Well it’s Friday, and it’s sunny and lovely here in Chicago. I started thinking about nice weather, activities outdoors, and the Ferris Wheel. Literally copying Ripley’s, “Believe it or not” statement, believe it or not, the Ferris Wheel first appeared in Chicago in 1893 at the World’s Columbian Exposition. Towering over virtually everything else at the exposition, the wheel stood at 264 feet (80.4 meters).
Pittsburgh bridge builder George Ferris invented his wonder wheel much to the delight of people of all ages. For fifty cents a thrill seeker of the 1890’s would be rotated up in the air via a little tram-like structure. In total it took twenty minutes for a full ride: the first eleven minutes to allow passengers on and off, and the next nine fun-filled minutes the wheel would go ’round and ’round!

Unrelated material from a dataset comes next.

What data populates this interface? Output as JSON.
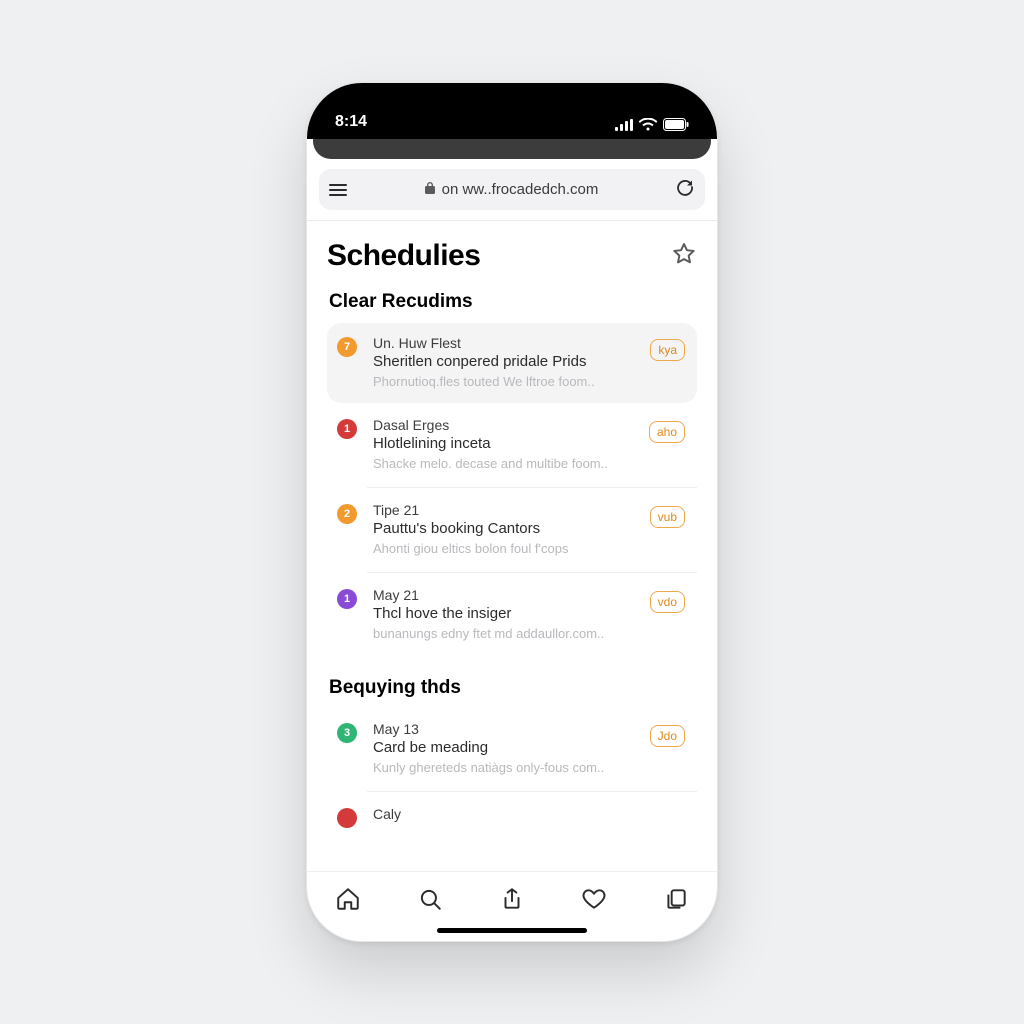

The photo above is one I took at Navy Pier; this modern version of the original Ferris Wheel appears to be as popular today as it was back in George Ferris’s day. This got me thinking about the names we call everyday objects. Often labelled after their inventor’s name, can you imagine if the clever engineer of this wheel was a, “Mr. Chancy”. Hi, I’m George Chancy and I invented the Chancy Wheel! It’s a structure that will hoist you up into the air at 264 feet! Safe? Why, of course it is, or my name isn’t………..
I think I feel better that George was a Ferris and not a Chancy, don’t you?